In The News
The GOP-led House on Wednesday passed the most sweeping reforms to the nationâ€™s intelligence laws in years, setting up a clash with Republicans in the Senate.
In a 338-88 vote, the House overwhelmingly approved the USA Freedom Act, which would prevent the NSA from collecting bulk metadata about the phone numbers people dial and when their calls are placed.
If elected officials can possess guns, why canâ€™t the rest of Washingtonâ€™s citizens?
Bill Rep. Rod Blum, R-Iowa, recently introduced legislation in the house that includes a provision to extend the ethanol waiver for Reid vapor pressure (RVP) to ethanol blends with more than 10 percent ethanol.

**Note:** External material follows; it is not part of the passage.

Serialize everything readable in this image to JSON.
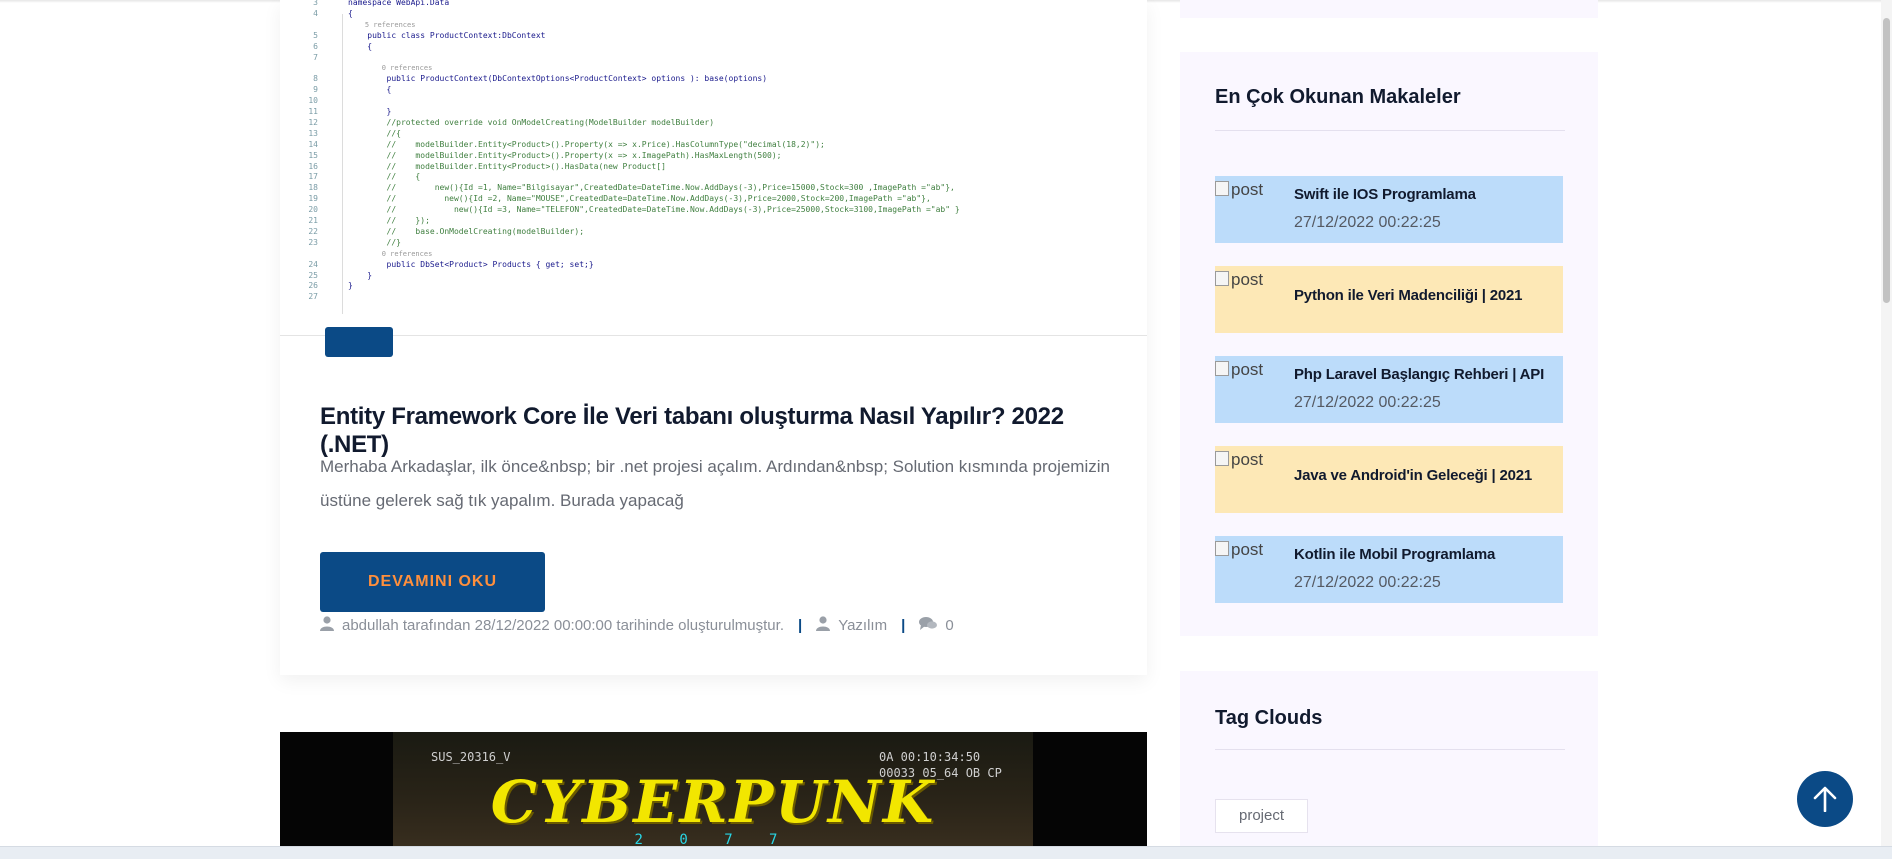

U.S. Reps. Ken Buck (R-Colo.) and Trey Gowdy (R-S.C.), posed with one of the few legal AR-15s in Washington D.C. last week, with predictable results. (Photo: Facebook)

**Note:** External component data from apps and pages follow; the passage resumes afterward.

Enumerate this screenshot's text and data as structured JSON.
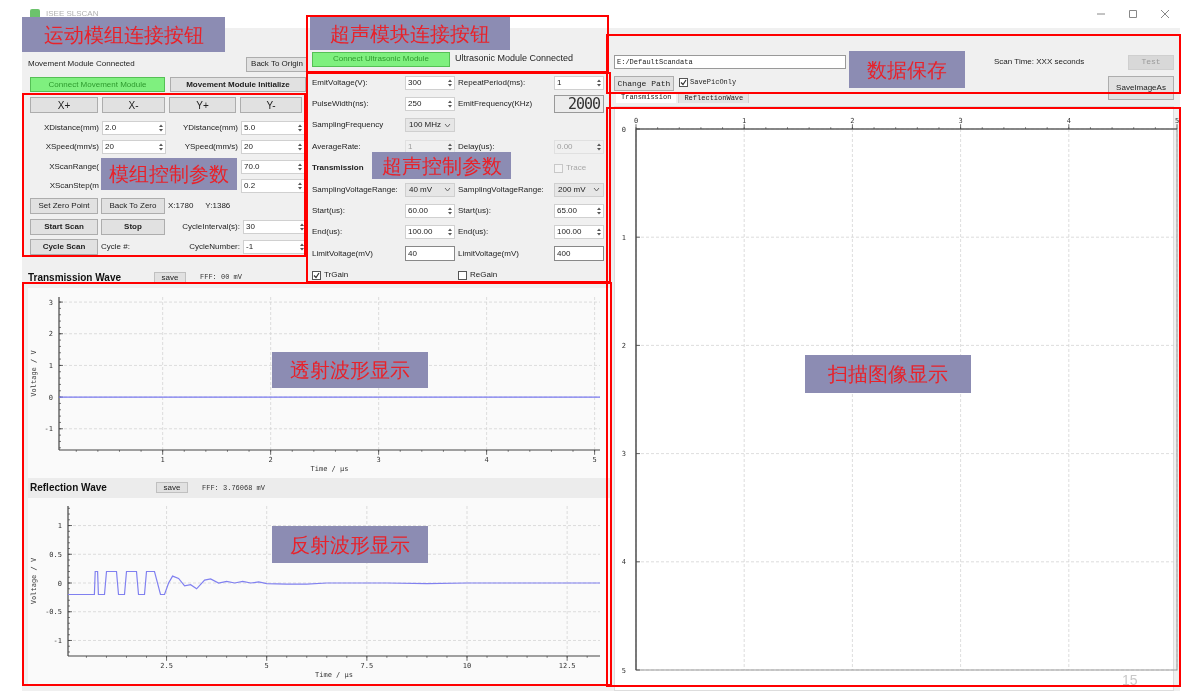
{
  "window": {
    "title": "ISEE SLSCAN"
  },
  "movement": {
    "status": "Movement Module Connected",
    "back_to_origin": "Back To Origin",
    "connect_button": {
      "label": "Connect Movement Module",
      "connected": true
    },
    "initialize_button": "Movement Module Initialize",
    "direction_buttons": [
      "X+",
      "X-",
      "Y+",
      "Y-"
    ],
    "rows": [
      {
        "left_label": {
          "kind": "label",
          "text": "XDistance(mm)"
        },
        "left_field": {
          "kind": "spin",
          "value": "2.0",
          "disabled": false
        },
        "right_label": {
          "kind": "label",
          "text": "YDistance(mm)"
        },
        "right_field": {
          "kind": "spin",
          "value": "5.0",
          "disabled": false
        }
      },
      {
        "left_label": {
          "kind": "label",
          "text": "XSpeed(mm/s)"
        },
        "left_field": {
          "kind": "spin",
          "value": "20",
          "disabled": false
        },
        "right_label": {
          "kind": "label",
          "text": "YSpeed(mm/s)"
        },
        "right_field": {
          "kind": "spin",
          "value": "20",
          "disabled": false
        }
      },
      {
        "left_label": {
          "kind": "label",
          "text": "XScanRange("
        },
        "right_field": {
          "kind": "spin",
          "value": "70.0",
          "disabled": false
        }
      },
      {
        "left_label": {
          "kind": "label",
          "text": "XScanStep(m"
        },
        "right_field": {
          "kind": "spin",
          "value": "0.2",
          "disabled": false
        }
      },
      {
        "left_label": {
          "kind": "button",
          "text": "Set Zero Point",
          "bold": false
        },
        "left_field": {
          "kind": "button",
          "text": "Back To Zero",
          "bold": false
        },
        "right_label": [
          {
            "kind": "text",
            "text": "X:1780"
          },
          {
            "kind": "text",
            "text": "Y:1386"
          }
        ]
      },
      {
        "left_label": {
          "kind": "button",
          "text": "Start Scan",
          "bold": true
        },
        "left_field": {
          "kind": "button",
          "text": "Stop",
          "bold": true
        },
        "right_label": {
          "kind": "label",
          "text": "CycleInterval(s):"
        },
        "right_field": {
          "kind": "spin",
          "value": "30",
          "disabled": false
        }
      },
      {
        "left_label": {
          "kind": "button",
          "text": "Cycle Scan",
          "bold": true
        },
        "left_field": {
          "kind": "text",
          "text": "Cycle #:"
        },
        "right_label": {
          "kind": "label",
          "text": "CycleNumber:"
        },
        "right_field": {
          "kind": "spin",
          "value": "-1",
          "disabled": false
        }
      }
    ]
  },
  "ultrasonic": {
    "connect_button": {
      "label": "Connect Ultrasonic Module",
      "connected": true
    },
    "status": "Ultrasonic Module Connected",
    "rows": [
      {
        "left_label": {
          "kind": "label",
          "text": "EmitVoltage(V):"
        },
        "left_field": {
          "kind": "spin",
          "value": "300",
          "disabled": false
        },
        "right_label": {
          "kind": "label",
          "text": "RepeatPeriod(ms):"
        },
        "right_field": {
          "kind": "spin",
          "value": "1",
          "disabled": false
        }
      },
      {
        "left_label": {
          "kind": "label",
          "text": "PulseWidth(ns):"
        },
        "left_field": {
          "kind": "spin",
          "value": "250",
          "disabled": false
        },
        "right_label": {
          "kind": "label",
          "text": "EmitFrequency(KHz)"
        },
        "right_field": {
          "kind": "lcd",
          "value": "2000"
        }
      },
      {
        "left_label": {
          "kind": "label",
          "text": "SamplingFrequency"
        },
        "left_field": {
          "kind": "combo",
          "value": "100 MHz",
          "disabled": false
        }
      },
      {
        "left_label": {
          "kind": "label",
          "text": "AverageRate:"
        },
        "left_field": {
          "kind": "spin",
          "value": "1",
          "disabled": true
        },
        "right_label": {
          "kind": "label",
          "text": "Delay(us):"
        },
        "right_field": {
          "kind": "spin",
          "value": "0.00",
          "disabled": true
        }
      },
      {
        "left_label": {
          "kind": "heading",
          "text": "Transmission"
        },
        "right_field": {
          "kind": "checkbox",
          "label": "Trace",
          "checked": false,
          "disabled": true
        }
      },
      {
        "left_label": {
          "kind": "label",
          "text": "SamplingVoltageRange:"
        },
        "left_field": {
          "kind": "combo",
          "value": "40 mV",
          "disabled": false
        },
        "right_label": {
          "kind": "label",
          "text": "SamplingVoltageRange:"
        },
        "right_field": {
          "kind": "combo",
          "value": "200 mV",
          "disabled": false
        }
      },
      {
        "left_label": {
          "kind": "label",
          "text": "Start(us):"
        },
        "left_field": {
          "kind": "spin",
          "value": "60.00",
          "disabled": false
        },
        "right_label": {
          "kind": "label",
          "text": "Start(us):"
        },
        "right_field": {
          "kind": "spin",
          "value": "65.00",
          "disabled": false
        }
      },
      {
        "left_label": {
          "kind": "label",
          "text": "End(us):"
        },
        "left_field": {
          "kind": "spin",
          "value": "100.00",
          "disabled": false
        },
        "right_label": {
          "kind": "label",
          "text": "End(us):"
        },
        "right_field": {
          "kind": "spin",
          "value": "100.00",
          "disabled": false
        }
      },
      {
        "left_label": {
          "kind": "label",
          "text": "LimitVoltage(mV)"
        },
        "left_field": {
          "kind": "field",
          "value": "40"
        },
        "right_label": {
          "kind": "label",
          "text": "LimitVoltage(mV)"
        },
        "right_field": {
          "kind": "field",
          "value": "400"
        }
      },
      {
        "left_label": {
          "kind": "checkbox",
          "label": "TrGain",
          "checked": true,
          "disabled": false
        },
        "right_label": {
          "kind": "checkbox",
          "label": "ReGain",
          "checked": false,
          "disabled": false
        }
      }
    ]
  },
  "data_save": {
    "path": "E:/DefaultScandata",
    "scan_time": "Scan Time: XXX seconds",
    "test_button": {
      "label": "Test",
      "disabled": true
    },
    "change_path": "Change Path",
    "save_pic_only": {
      "label": "SavePicOnly",
      "checked": true
    },
    "save_image_as": "SaveImageAs",
    "tabs": [
      {
        "label": "Transmission",
        "selected": true
      },
      {
        "label": "ReflectionWave",
        "selected": false
      }
    ],
    "chart_data": {
      "type": "scatter",
      "grid": true,
      "xlim": [
        0,
        5
      ],
      "ylim": [
        5,
        0
      ],
      "xticks": [
        0,
        1,
        2,
        3,
        4,
        5
      ],
      "yticks": [
        0,
        1,
        2,
        3,
        4,
        5
      ]
    }
  },
  "transmission_wave": {
    "title": "Transmission Wave",
    "save": "save",
    "fff": "FFF: 00 mV",
    "chart_data": {
      "type": "line",
      "grid": true,
      "xlabel": "Time / μs",
      "ylabel": "Voltage / V",
      "x": [
        0.04,
        5.05
      ],
      "series": [
        {
          "color": "#7a7af0",
          "values": [
            0,
            0
          ]
        }
      ],
      "xlim": [
        0.04,
        5.05
      ],
      "ylim": [
        -1.67,
        3.16
      ],
      "xticks": [
        1,
        2,
        3,
        4,
        5
      ],
      "yticks": [
        -1,
        0,
        1,
        2,
        3
      ]
    }
  },
  "reflection_wave": {
    "title": "Reflection Wave",
    "save": "save",
    "fff": "FFF: 3.76068 mV",
    "chart_data": {
      "type": "line",
      "grid": true,
      "xlabel": "Time / μs",
      "ylabel": "Voltage / V",
      "x": [
        0.04,
        0.7,
        0.72,
        0.78,
        0.8,
        0.95,
        1.0,
        1.25,
        1.3,
        1.45,
        1.5,
        1.75,
        1.8,
        1.95,
        2.0,
        2.2,
        2.35,
        2.45,
        2.55,
        2.65,
        2.8,
        2.95,
        3.1,
        3.25,
        3.45,
        3.6,
        3.8,
        4.0,
        4.2,
        4.4,
        4.6,
        4.8,
        5.0,
        5.5,
        6.0,
        6.5,
        7.0,
        8.0,
        9.0,
        10.0,
        11.0,
        12.0,
        13.32
      ],
      "series": [
        {
          "color": "#8080f0",
          "values": [
            -0.2,
            -0.2,
            0.2,
            0.2,
            -0.2,
            -0.2,
            0.2,
            0.2,
            -0.2,
            -0.2,
            0.2,
            0.2,
            -0.2,
            -0.2,
            0.2,
            0.2,
            -0.2,
            -0.2,
            0.0,
            0.12,
            0.08,
            -0.05,
            -0.03,
            -0.1,
            0.05,
            0.07,
            0.0,
            0.03,
            0.0,
            0.03,
            0.0,
            0.02,
            -0.01,
            -0.02,
            -0.02,
            0.0,
            0.0,
            0.0,
            -0.01,
            0.0,
            0.0,
            0.0,
            0.0
          ]
        }
      ],
      "xlim": [
        0.04,
        13.32
      ],
      "ylim": [
        -1.27,
        1.34
      ],
      "xticks": [
        2.5,
        5,
        7.5,
        10,
        12.5
      ],
      "yticks": [
        -1,
        -0.5,
        0,
        0.5,
        1
      ]
    }
  },
  "annotations": [
    "运动模组连接按钮",
    "超声模块连接按钮",
    "模组控制参数",
    "超声控制参数",
    "数据保存",
    "透射波形显示",
    "反射波形显示",
    "扫描图像显示"
  ],
  "page_number": "15"
}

A pair of Republican congressmen caught flak after an image with the two holding a controversial rifle, banned in Washington D.C., hit social media.
David Gregory nearly found out the hard way about defying the District of Columbiaâ€™s restrictive gun laws ( though prosecutors lost interest in the story quickly) and now one congressman may be entering into the same sort of kerfuffle. Representative Ken Buck (R-Colorado) tweeted a picture of himself and Trey Gowdy (R-S.C.) holding Buckâ€™s AR-15.

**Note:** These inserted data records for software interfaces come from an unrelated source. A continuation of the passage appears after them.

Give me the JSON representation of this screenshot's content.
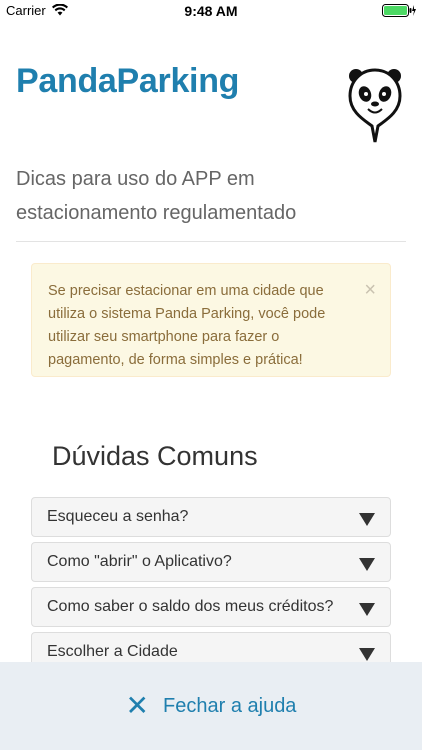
{
  "status_bar": {
    "carrier": "Carrier",
    "time": "9:48 AM"
  },
  "header": {
    "title": "PandaParking",
    "subtitle": "Dicas para uso do APP em estacionamento regulamentado"
  },
  "alert": {
    "text": "Se precisar estacionar em uma cidade que utiliza o sistema Panda Parking, você pode utilizar seu smartphone para fazer o pagamento, de forma simples e prática!",
    "close_symbol": "×"
  },
  "faq": {
    "heading": "Dúvidas Comuns",
    "items": [
      {
        "label": "Esqueceu a senha?"
      },
      {
        "label": "Como \"abrir\" o Aplicativo?"
      },
      {
        "label": "Como saber o saldo dos meus créditos?"
      },
      {
        "label": "Escolher a Cidade"
      }
    ]
  },
  "footer": {
    "close_symbol": "✕",
    "close_label": "Fechar a ajuda"
  },
  "colors": {
    "brand": "#1f7fae",
    "alert_bg": "#fcf8e3",
    "alert_text": "#8a6d3b",
    "bottom_bar_bg": "#e9eef3"
  }
}
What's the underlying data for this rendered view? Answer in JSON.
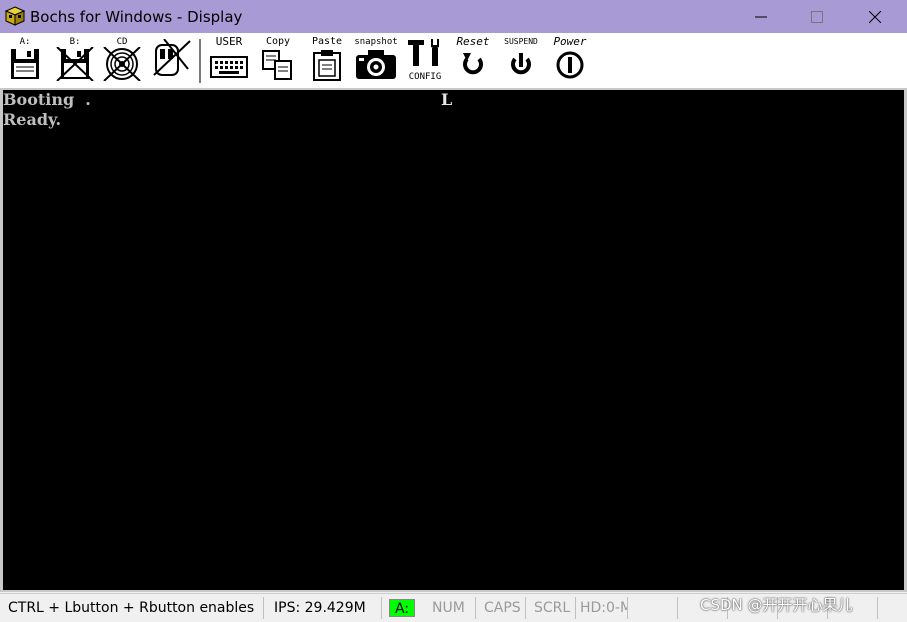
{
  "window": {
    "title": "Bochs for Windows - Display",
    "titlebar_color": "#a89ad4"
  },
  "toolbar": {
    "floppy_a_label": "A:",
    "floppy_b_label": "B:",
    "cdrom_label": "CD",
    "mouse_icon": "mouse-disabled-icon",
    "user_label": "USER",
    "copy_label": "Copy",
    "paste_label": "Paste",
    "snapshot_label": "snapshot",
    "config_label": "CONFIG",
    "reset_label": "Reset",
    "suspend_label": "SUSPEND",
    "power_label": "Power"
  },
  "console": {
    "line1": "Booting  .",
    "line1_extra": "L",
    "line2": "Ready."
  },
  "statusbar": {
    "message": "CTRL + Lbutton + Rbutton enables",
    "ips": "IPS: 29.429M",
    "floppy_indicator": "A:",
    "num": "NUM",
    "caps": "CAPS",
    "scrl": "SCRL",
    "hd": "HD:0-M",
    "floppy_indicator_color": "#00ff00"
  },
  "watermark": "CSDN @开开开心果儿"
}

Rep. Trey Gowdy (R-SC) and Rep. Ken Buck (R-CO) might be in hot water after taking a picture with an American flag-painted AR-15, The Hill reported.
U.S. Capitol Police say a Republican lawmaker is allowed to carry an AR-15 assault rifle in his office as long as the gun is unloaded.